* **What you will do**
The answer must consist of each line below that contains the string "header".

(Stored items)

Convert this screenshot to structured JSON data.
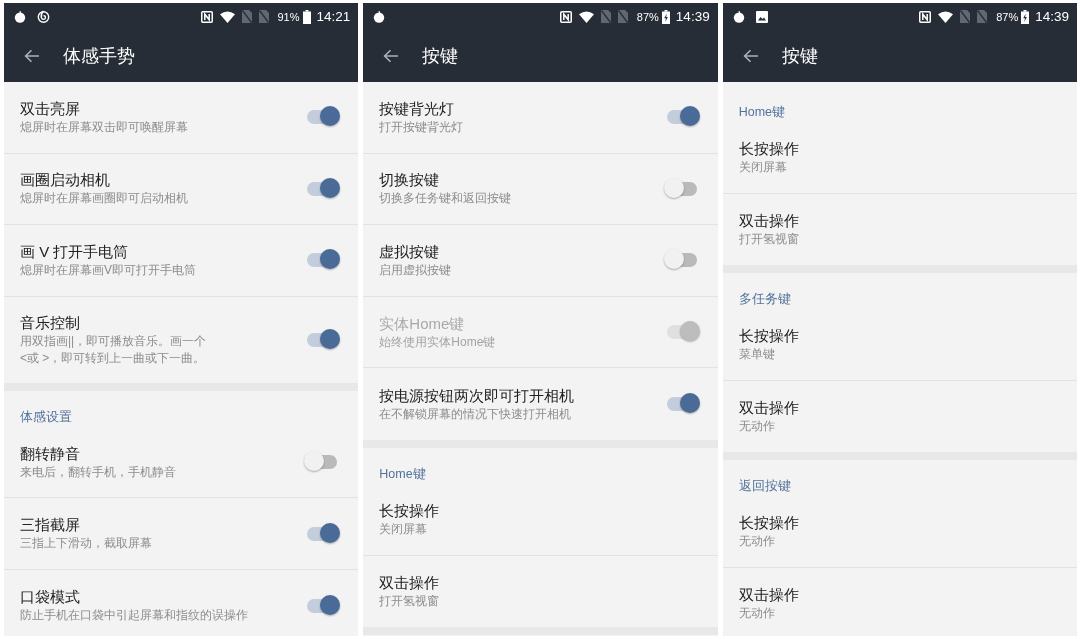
{
  "screens": [
    {
      "status_bar": {
        "notification_icons": [
          {
            "kind": "fruit"
          },
          {
            "kind": "swirl"
          }
        ],
        "battery": "91%",
        "charging": false,
        "time": "14:21"
      },
      "toolbar": {
        "title": "体感手势"
      },
      "sections": [
        {
          "rows": [
            {
              "kind": "switch",
              "title": "双击亮屏",
              "summary": "熄屏时在屏幕双击即可唤醒屏幕",
              "on": true,
              "disabled": false
            },
            {
              "kind": "switch",
              "title": "画圈启动相机",
              "summary": "熄屏时在屏幕画圈即可启动相机",
              "on": true,
              "disabled": false
            },
            {
              "kind": "switch",
              "title": "画 V 打开手电筒",
              "summary": "熄屏时在屏幕画V即可打开手电筒",
              "on": true,
              "disabled": false
            },
            {
              "kind": "switch",
              "title": "音乐控制",
              "summary": "用双指画||，即可播放音乐。画一个\n<或 >，即可转到上一曲或下一曲。",
              "on": true,
              "disabled": false
            }
          ]
        },
        {
          "header": "体感设置",
          "rows": [
            {
              "kind": "switch",
              "title": "翻转静音",
              "summary": "来电后，翻转手机，手机静音",
              "on": false,
              "disabled": false
            },
            {
              "kind": "switch",
              "title": "三指截屏",
              "summary": "三指上下滑动，截取屏幕",
              "on": true,
              "disabled": false
            },
            {
              "kind": "switch",
              "title": "口袋模式",
              "summary": "防止手机在口袋中引起屏幕和指纹的误操作",
              "on": true,
              "disabled": false
            }
          ]
        }
      ]
    },
    {
      "status_bar": {
        "notification_icons": [
          {
            "kind": "fruit"
          }
        ],
        "battery": "87%",
        "charging": true,
        "time": "14:39"
      },
      "toolbar": {
        "title": "按键"
      },
      "sections": [
        {
          "rows": [
            {
              "kind": "switch",
              "title": "按键背光灯",
              "summary": "打开按键背光灯",
              "on": true,
              "disabled": false
            },
            {
              "kind": "switch",
              "title": "切换按键",
              "summary": "切换多任务键和返回按键",
              "on": false,
              "disabled": false
            },
            {
              "kind": "switch",
              "title": "虚拟按键",
              "summary": "启用虚拟按键",
              "on": false,
              "disabled": false
            },
            {
              "kind": "switch",
              "title": "实体Home键",
              "summary": "始终使用实体Home键",
              "on": true,
              "disabled": true
            },
            {
              "kind": "switch",
              "title": "按电源按钮两次即可打开相机",
              "summary": "在不解锁屏幕的情况下快速打开相机",
              "on": true,
              "disabled": false
            }
          ]
        },
        {
          "header": "Home键",
          "rows": [
            {
              "kind": "text",
              "title": "长按操作",
              "summary": "关闭屏幕"
            },
            {
              "kind": "text",
              "title": "双击操作",
              "summary": "打开氢视窗"
            }
          ]
        }
      ]
    },
    {
      "status_bar": {
        "notification_icons": [
          {
            "kind": "fruit"
          },
          {
            "kind": "image"
          }
        ],
        "battery": "87%",
        "charging": true,
        "time": "14:39"
      },
      "toolbar": {
        "title": "按键"
      },
      "sections": [
        {
          "header": "Home键",
          "rows": [
            {
              "kind": "text",
              "title": "长按操作",
              "summary": "关闭屏幕"
            },
            {
              "kind": "text",
              "title": "双击操作",
              "summary": "打开氢视窗"
            }
          ]
        },
        {
          "header": "多任务键",
          "rows": [
            {
              "kind": "text",
              "title": "长按操作",
              "summary": "菜单键"
            },
            {
              "kind": "text",
              "title": "双击操作",
              "summary": "无动作"
            }
          ]
        },
        {
          "header": "返回按键",
          "rows": [
            {
              "kind": "text",
              "title": "长按操作",
              "summary": "无动作"
            },
            {
              "kind": "text",
              "title": "双击操作",
              "summary": "无动作"
            }
          ]
        }
      ]
    }
  ]
}
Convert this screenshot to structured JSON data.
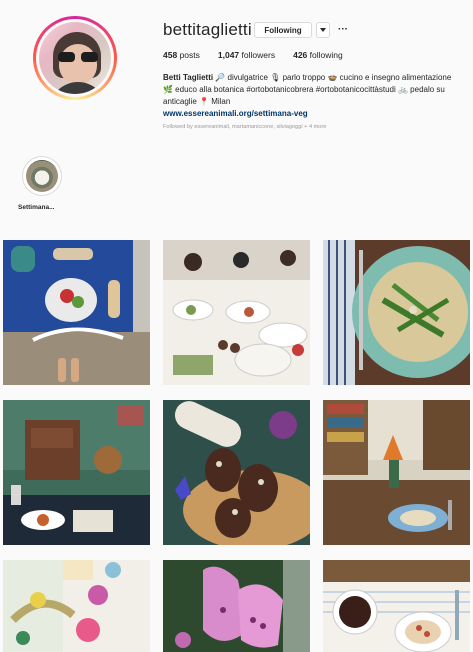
{
  "profile": {
    "username": "bettitaglietti",
    "following_label": "Following",
    "more_label": "···",
    "posts_count": "458",
    "posts_label": "posts",
    "followers_count": "1,047",
    "followers_label": "followers",
    "following_count": "426",
    "following_text": "following"
  },
  "bio": {
    "name": "Betti Taglietti",
    "line1": "🔎 divulgatrice 🎙 parlo troppo 🍲 cucino e insegno alimentazione",
    "line2": "🌿 educo alla botanica #ortobotanicobrera #ortobotanicocittàstudi 🚲 pedalo su",
    "line3": "anticaglie 📍 Milan",
    "link": "www.essereanimali.org/settimana-veg",
    "followed_by": "Followed by essereanimali, martamaniccone, silviagoggi + 4 more"
  },
  "highlights": [
    {
      "label": "Settimana..."
    }
  ],
  "grid_posts": [
    {
      "name": "post-table-blue-cloth"
    },
    {
      "name": "post-dinner-party"
    },
    {
      "name": "post-asparagus-plate"
    },
    {
      "name": "post-kitchen-room"
    },
    {
      "name": "post-chocolate-salami"
    },
    {
      "name": "post-bookshelf-table"
    },
    {
      "name": "post-flowers-watercolor"
    },
    {
      "name": "post-foxglove"
    },
    {
      "name": "post-breakfast-table"
    }
  ],
  "colors": {
    "background": "#fafafa",
    "link": "#003569",
    "muted": "#999999"
  }
}
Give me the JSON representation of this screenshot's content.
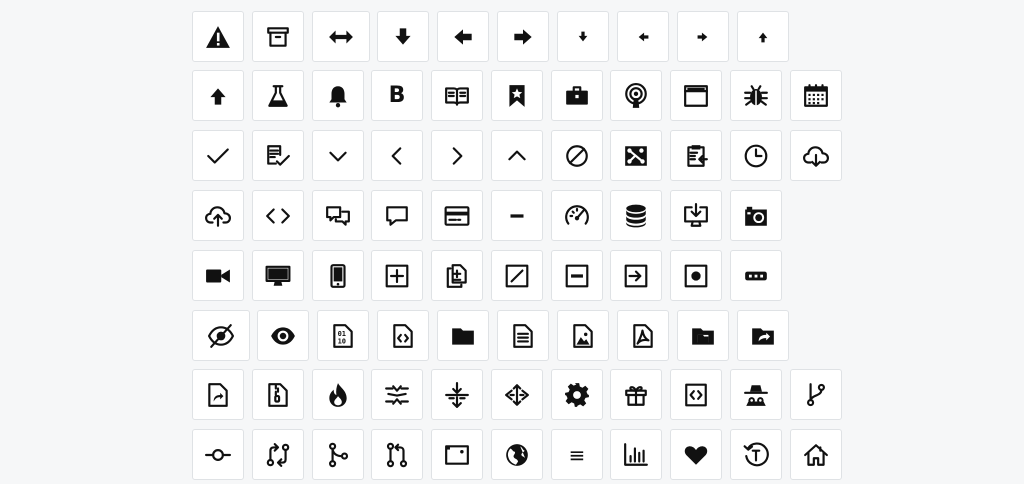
{
  "icon_grid": {
    "rows": [
      [
        "alert-icon",
        "archive-icon",
        "arrow-both-icon",
        "arrow-down-icon",
        "arrow-left-icon",
        "arrow-right-icon",
        "arrow-small-down-icon",
        "arrow-small-left-icon",
        "arrow-small-right-icon",
        "arrow-small-up-icon"
      ],
      [
        "arrow-up-icon",
        "beaker-icon",
        "bell-icon",
        "bold-icon",
        "book-icon",
        "bookmark-icon",
        "briefcase-icon",
        "broadcast-icon",
        "browser-icon",
        "bug-icon",
        "calendar-icon"
      ],
      [
        "check-icon",
        "checklist-icon",
        "chevron-down-icon",
        "chevron-left-icon",
        "chevron-right-icon",
        "chevron-up-icon",
        "circle-slash-icon",
        "circuit-board-icon",
        "clippy-icon",
        "clock-icon",
        "cloud-download-icon"
      ],
      [
        "cloud-upload-icon",
        "code-icon",
        "comment-discussion-icon",
        "comment-icon",
        "credit-card-icon",
        "dash-icon",
        "dashboard-icon",
        "database-icon",
        "desktop-download-icon",
        "device-camera-icon"
      ],
      [
        "device-camera-video-icon",
        "device-desktop-icon",
        "device-mobile-icon",
        "diff-added-icon",
        "diff-icon",
        "diff-modified-icon",
        "diff-removed-icon",
        "diff-renamed-icon",
        "diff-ignored-icon",
        "ellipsis-icon"
      ],
      [
        "eye-closed-icon",
        "eye-icon",
        "file-binary-icon",
        "file-code-icon",
        "file-directory-icon",
        "file-icon",
        "file-media-icon",
        "file-pdf-icon",
        "file-submodule-icon",
        "file-symlink-directory-icon"
      ],
      [
        "file-symlink-file-icon",
        "file-zip-icon",
        "flame-icon",
        "fold-icon",
        "fold-down-icon",
        "fold-up-icon",
        "gear-icon",
        "gift-icon",
        "gist-icon",
        "gist-secret-icon",
        "git-branch-icon"
      ],
      [
        "git-commit-icon",
        "git-compare-icon",
        "git-merge-icon",
        "git-pull-request-icon",
        "globe-icon",
        "globe-filled-icon",
        "grabber-icon",
        "graph-icon",
        "heart-icon",
        "history-icon",
        "home-icon"
      ]
    ],
    "bold_glyph": "B",
    "grabber_glyph": "≡",
    "colors": {
      "icon": "#111111",
      "tile_border": "#dfe2e5",
      "tile_bg": "#ffffff",
      "page_bg": "#f6f7f8"
    }
  }
}
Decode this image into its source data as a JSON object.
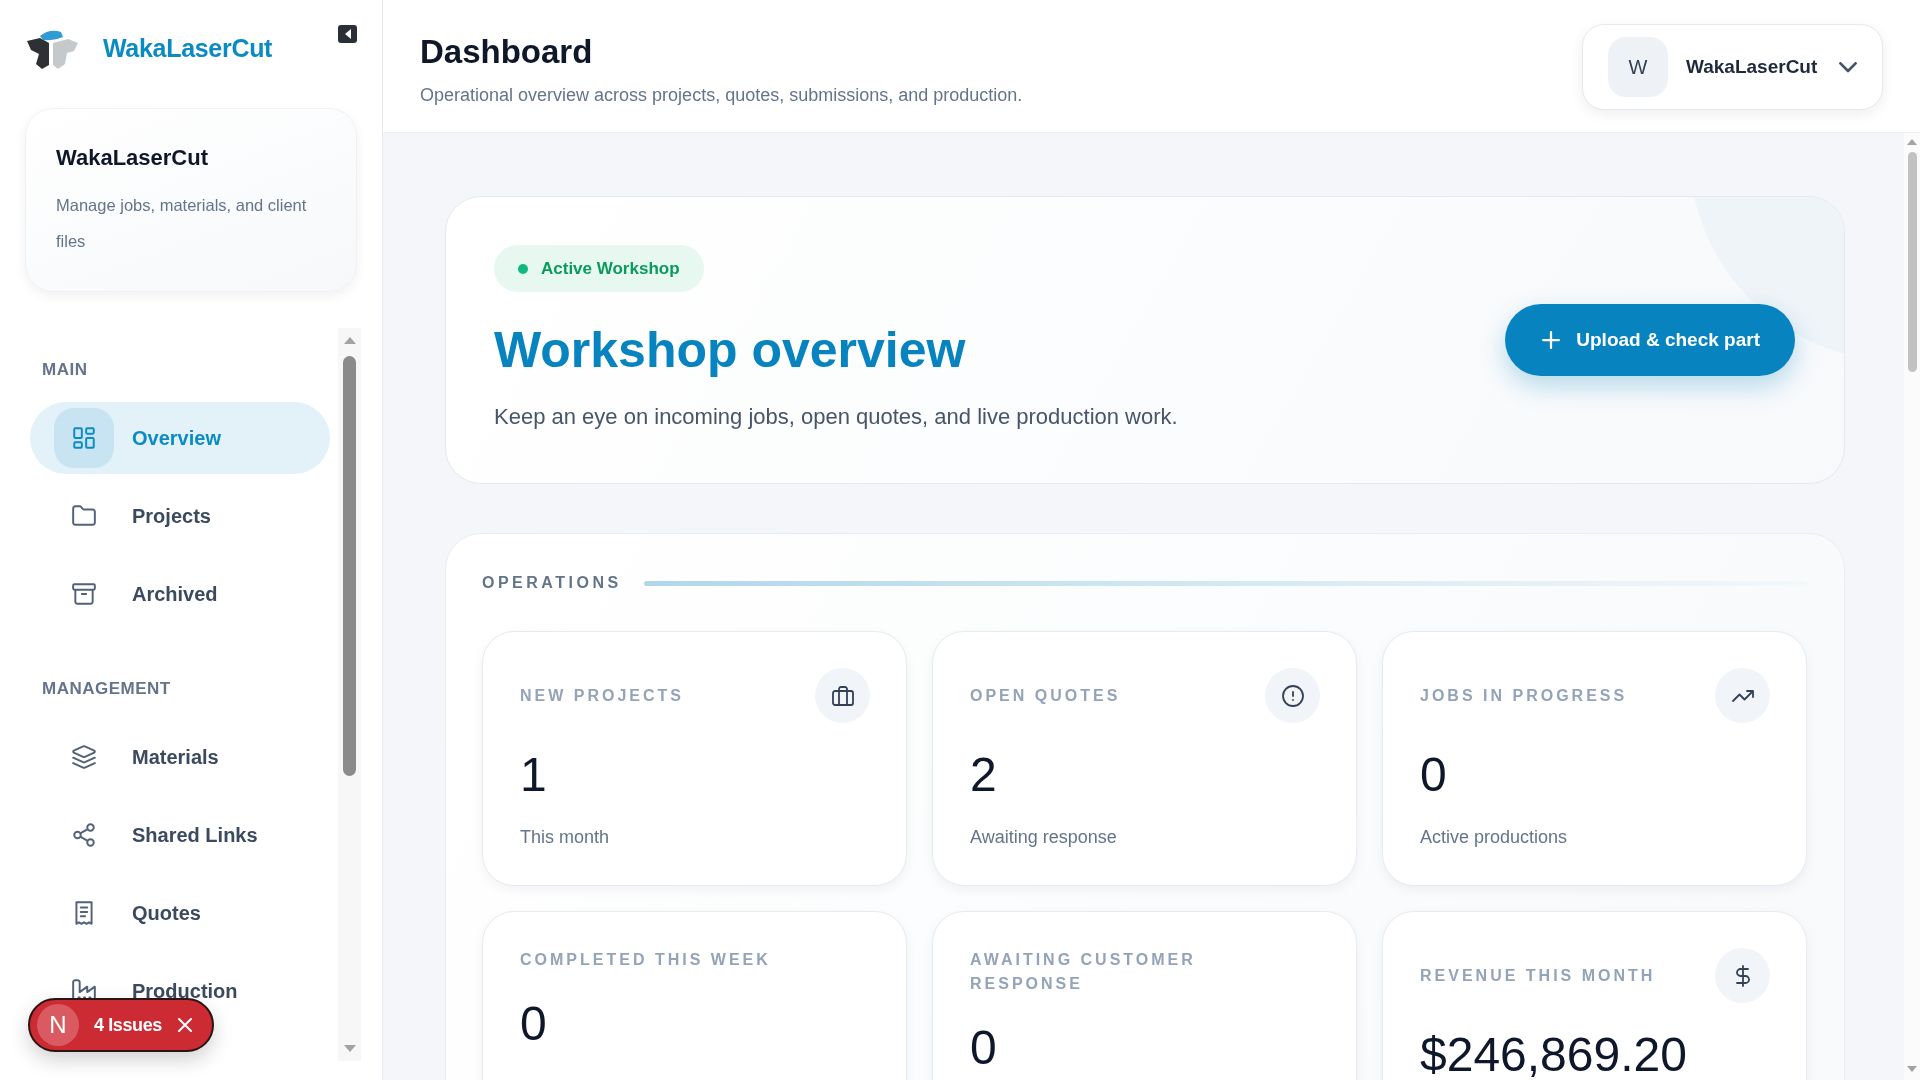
{
  "sidebar": {
    "brand": "WakaLaserCut",
    "workspace": {
      "name": "WakaLaserCut",
      "description": "Manage jobs, materials, and client files"
    },
    "sections": [
      {
        "heading": "MAIN",
        "items": [
          {
            "label": "Overview",
            "selected": true
          },
          {
            "label": "Projects",
            "selected": false
          },
          {
            "label": "Archived",
            "selected": false
          }
        ]
      },
      {
        "heading": "MANAGEMENT",
        "items": [
          {
            "label": "Materials",
            "selected": false
          },
          {
            "label": "Shared Links",
            "selected": false
          },
          {
            "label": "Quotes",
            "selected": false
          },
          {
            "label": "Production",
            "selected": false
          }
        ]
      }
    ]
  },
  "issues_badge": {
    "avatar": "N",
    "label": "4 Issues"
  },
  "header": {
    "title": "Dashboard",
    "subtitle": "Operational overview across projects, quotes, submissions, and production.",
    "account": {
      "avatar": "W",
      "name": "WakaLaserCut"
    }
  },
  "hero": {
    "status": "Active Workshop",
    "title": "Workshop overview",
    "description": "Keep an eye on incoming jobs, open quotes, and live production work.",
    "action": "Upload & check part"
  },
  "operations": {
    "heading": "OPERATIONS",
    "stats": [
      {
        "label": "NEW PROJECTS",
        "value": "1",
        "caption": "This month"
      },
      {
        "label": "OPEN QUOTES",
        "value": "2",
        "caption": "Awaiting response"
      },
      {
        "label": "JOBS IN PROGRESS",
        "value": "0",
        "caption": "Active productions"
      },
      {
        "label": "COMPLETED THIS WEEK",
        "value": "0"
      },
      {
        "label": "AWAITING CUSTOMER RESPONSE",
        "value": "0"
      },
      {
        "label": "REVENUE THIS MONTH",
        "value": "$246,869.20"
      }
    ]
  }
}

* **Result of this task**
          "header": "体感设置",
          "header": "Home键",
          "header": "Home键",
          "header": "多任务键",
          "header": "返回按键",
  "header": {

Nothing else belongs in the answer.